Veteran industry executive Milton Pickman died Jan. 15 at his Beverly Hills home. He was 84.
A former assistant to Columbia Pictures head Harry Cohn, Pickman held a variety of posts in the entertainment industry, including executive assistant to RKO and Columbia production veepee Jerry Wald, general manager of Samuel Goldwyn Studios, assistant to 20th Century Fox production head Buddy Adler and general manager of Jack Wrather Enterprises.
As head of his own talent agency in the 1950s, Pickman represented such clients as Ethel Merman, Michael Caine and Van Heflin.
Pickman later was partnered with literary agent Irving Lazar, with whom he’d gone to law school at St. Lawrence U.
Later, Pickman worked as a consultant to Hollywood companies, as well as on the board of directors of the recreational vehicle company Fleetwood Enterprises.

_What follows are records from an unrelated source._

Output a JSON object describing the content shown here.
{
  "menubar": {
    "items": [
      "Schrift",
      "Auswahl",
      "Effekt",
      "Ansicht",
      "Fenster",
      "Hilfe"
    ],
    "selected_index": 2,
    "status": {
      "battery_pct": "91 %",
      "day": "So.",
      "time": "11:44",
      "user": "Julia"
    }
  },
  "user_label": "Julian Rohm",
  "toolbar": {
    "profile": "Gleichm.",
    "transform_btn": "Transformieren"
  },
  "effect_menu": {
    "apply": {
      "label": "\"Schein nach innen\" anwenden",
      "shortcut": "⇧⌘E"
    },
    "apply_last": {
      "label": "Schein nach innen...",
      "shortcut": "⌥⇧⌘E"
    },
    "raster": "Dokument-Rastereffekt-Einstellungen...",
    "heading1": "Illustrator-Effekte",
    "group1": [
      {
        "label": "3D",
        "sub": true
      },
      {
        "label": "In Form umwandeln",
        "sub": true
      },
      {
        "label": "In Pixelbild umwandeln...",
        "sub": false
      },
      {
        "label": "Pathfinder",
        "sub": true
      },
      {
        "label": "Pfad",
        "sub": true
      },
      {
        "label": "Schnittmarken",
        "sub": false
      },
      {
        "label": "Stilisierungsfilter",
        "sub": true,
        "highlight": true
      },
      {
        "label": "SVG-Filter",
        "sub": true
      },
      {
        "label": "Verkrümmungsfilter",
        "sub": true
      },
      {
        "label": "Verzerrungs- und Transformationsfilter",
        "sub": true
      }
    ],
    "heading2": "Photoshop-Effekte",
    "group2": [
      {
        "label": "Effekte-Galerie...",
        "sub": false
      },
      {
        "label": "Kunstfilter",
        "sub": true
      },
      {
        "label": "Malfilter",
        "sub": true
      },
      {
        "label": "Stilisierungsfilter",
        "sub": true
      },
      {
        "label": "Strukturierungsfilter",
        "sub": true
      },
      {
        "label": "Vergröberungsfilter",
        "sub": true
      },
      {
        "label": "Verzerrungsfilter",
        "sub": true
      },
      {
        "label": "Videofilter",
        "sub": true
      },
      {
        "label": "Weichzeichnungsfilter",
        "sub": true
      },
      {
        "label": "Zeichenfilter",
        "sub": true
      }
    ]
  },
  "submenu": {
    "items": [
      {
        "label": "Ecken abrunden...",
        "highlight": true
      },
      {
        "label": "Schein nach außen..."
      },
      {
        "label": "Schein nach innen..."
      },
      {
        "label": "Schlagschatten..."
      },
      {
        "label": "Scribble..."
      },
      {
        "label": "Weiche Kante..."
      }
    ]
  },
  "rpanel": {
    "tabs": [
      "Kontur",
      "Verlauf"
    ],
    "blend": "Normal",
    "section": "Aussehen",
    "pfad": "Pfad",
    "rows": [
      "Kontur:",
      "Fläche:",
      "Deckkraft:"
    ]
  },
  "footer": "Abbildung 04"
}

He was involved as legal counsel in the recent litigation over the movie and merchandising rights to James Dean.
Pickman originally was a reporter for the Brooklyn Eagle. He segued into showbiz as a publicist for Florenz Ziegfeld, which led him into management of such big bands as Tommy Dorsey, Larry Clinton, Shep Fields and Ted Lewis.
In the late 1930s, Pickman worked as an exec in the band department of MCA, helping establish the company’s Beverly Hills office. He served in the U.S. Army during World War II, serving for a time as an aide to the Commanding general at Hampton Roads, Va., port of embarkation.
Pickman is survived by his son Charles Pickman, daughter Carrie Powers, a sister, two brothers and one grandchild.
Services are scheduled for today at 2 p.m. at Pierce Bros. Westwood Memorial Park.